═══ Provided data ═══

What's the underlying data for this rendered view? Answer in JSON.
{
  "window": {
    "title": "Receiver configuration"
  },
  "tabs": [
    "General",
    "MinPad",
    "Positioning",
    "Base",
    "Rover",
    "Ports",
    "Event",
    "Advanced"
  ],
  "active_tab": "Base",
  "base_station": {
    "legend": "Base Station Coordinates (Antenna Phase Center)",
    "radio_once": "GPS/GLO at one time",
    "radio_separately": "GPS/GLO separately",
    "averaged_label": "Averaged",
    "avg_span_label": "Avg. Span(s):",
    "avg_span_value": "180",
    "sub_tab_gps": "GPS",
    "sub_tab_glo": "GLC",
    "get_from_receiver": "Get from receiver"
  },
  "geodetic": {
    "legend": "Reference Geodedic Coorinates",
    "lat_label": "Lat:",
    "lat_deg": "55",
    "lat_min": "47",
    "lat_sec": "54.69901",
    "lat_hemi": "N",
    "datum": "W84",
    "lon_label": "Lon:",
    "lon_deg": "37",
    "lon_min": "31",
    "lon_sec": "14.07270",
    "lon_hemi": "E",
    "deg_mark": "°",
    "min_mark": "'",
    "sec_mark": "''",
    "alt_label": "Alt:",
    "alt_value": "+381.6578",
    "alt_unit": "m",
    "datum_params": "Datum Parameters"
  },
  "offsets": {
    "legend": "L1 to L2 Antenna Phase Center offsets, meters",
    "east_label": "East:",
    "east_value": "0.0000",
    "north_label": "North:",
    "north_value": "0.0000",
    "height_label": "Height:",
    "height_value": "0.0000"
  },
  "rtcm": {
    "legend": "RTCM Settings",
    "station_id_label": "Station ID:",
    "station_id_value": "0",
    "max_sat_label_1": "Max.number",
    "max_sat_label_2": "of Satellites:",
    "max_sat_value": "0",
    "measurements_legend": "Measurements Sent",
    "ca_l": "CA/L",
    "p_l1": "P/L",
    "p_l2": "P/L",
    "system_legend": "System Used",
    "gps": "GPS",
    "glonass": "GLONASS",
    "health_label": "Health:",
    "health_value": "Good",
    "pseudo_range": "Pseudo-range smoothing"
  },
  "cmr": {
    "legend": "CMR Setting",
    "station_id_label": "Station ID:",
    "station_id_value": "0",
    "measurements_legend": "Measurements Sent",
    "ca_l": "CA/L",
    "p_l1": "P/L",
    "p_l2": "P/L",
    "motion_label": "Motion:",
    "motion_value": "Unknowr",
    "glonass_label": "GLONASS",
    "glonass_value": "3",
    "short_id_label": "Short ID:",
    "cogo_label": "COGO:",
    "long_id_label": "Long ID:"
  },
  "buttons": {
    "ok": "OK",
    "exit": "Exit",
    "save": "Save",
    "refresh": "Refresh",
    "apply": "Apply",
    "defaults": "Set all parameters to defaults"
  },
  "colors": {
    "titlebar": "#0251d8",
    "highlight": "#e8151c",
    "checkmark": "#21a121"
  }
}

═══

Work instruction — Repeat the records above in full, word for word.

Solved problem —
What's the underlying data for this rendered view? Answer in JSON.
{
  "window": {
    "title": "Receiver configuration"
  },
  "tabs": [
    "General",
    "MinPad",
    "Positioning",
    "Base",
    "Rover",
    "Ports",
    "Event",
    "Advanced"
  ],
  "active_tab": "Base",
  "base_station": {
    "legend": "Base Station Coordinates (Antenna Phase Center)",
    "radio_once": "GPS/GLO at one time",
    "radio_separately": "GPS/GLO separately",
    "averaged_label": "Averaged",
    "avg_span_label": "Avg. Span(s):",
    "avg_span_value": "180",
    "sub_tab_gps": "GPS",
    "sub_tab_glo": "GLC",
    "get_from_receiver": "Get from receiver"
  },
  "geodetic": {
    "legend": "Reference Geodedic Coorinates",
    "lat_label": "Lat:",
    "lat_deg": "55",
    "lat_min": "47",
    "lat_sec": "54.69901",
    "lat_hemi": "N",
    "datum": "W84",
    "lon_label": "Lon:",
    "lon_deg": "37",
    "lon_min": "31",
    "lon_sec": "14.07270",
    "lon_hemi": "E",
    "deg_mark": "°",
    "min_mark": "'",
    "sec_mark": "''",
    "alt_label": "Alt:",
    "alt_value": "+381.6578",
    "alt_unit": "m",
    "datum_params": "Datum Parameters"
  },
  "offsets": {
    "legend": "L1 to L2 Antenna Phase Center offsets, meters",
    "east_label": "East:",
    "east_value": "0.0000",
    "north_label": "North:",
    "north_value": "0.0000",
    "height_label": "Height:",
    "height_value": "0.0000"
  },
  "rtcm": {
    "legend": "RTCM Settings",
    "station_id_label": "Station ID:",
    "station_id_value": "0",
    "max_sat_label_1": "Max.number",
    "max_sat_label_2": "of Satellites:",
    "max_sat_value": "0",
    "measurements_legend": "Measurements Sent",
    "ca_l": "CA/L",
    "p_l1": "P/L",
    "p_l2": "P/L",
    "system_legend": "System Used",
    "gps": "GPS",
    "glonass": "GLONASS",
    "health_label": "Health:",
    "health_value": "Good",
    "pseudo_range": "Pseudo-range smoothing"
  },
  "cmr": {
    "legend": "CMR Setting",
    "station_id_label": "Station ID:",
    "station_id_value": "0",
    "measurements_legend": "Measurements Sent",
    "ca_l": "CA/L",
    "p_l1": "P/L",
    "p_l2": "P/L",
    "motion_label": "Motion:",
    "motion_value": "Unknowr",
    "glonass_label": "GLONASS",
    "glonass_value": "3",
    "short_id_label": "Short ID:",
    "cogo_label": "COGO:",
    "long_id_label": "Long ID:"
  },
  "buttons": {
    "ok": "OK",
    "exit": "Exit",
    "save": "Save",
    "refresh": "Refresh",
    "apply": "Apply",
    "defaults": "Set all parameters to defaults"
  },
  "colors": {
    "titlebar": "#0251d8",
    "highlight": "#e8151c",
    "checkmark": "#21a121"
  }
}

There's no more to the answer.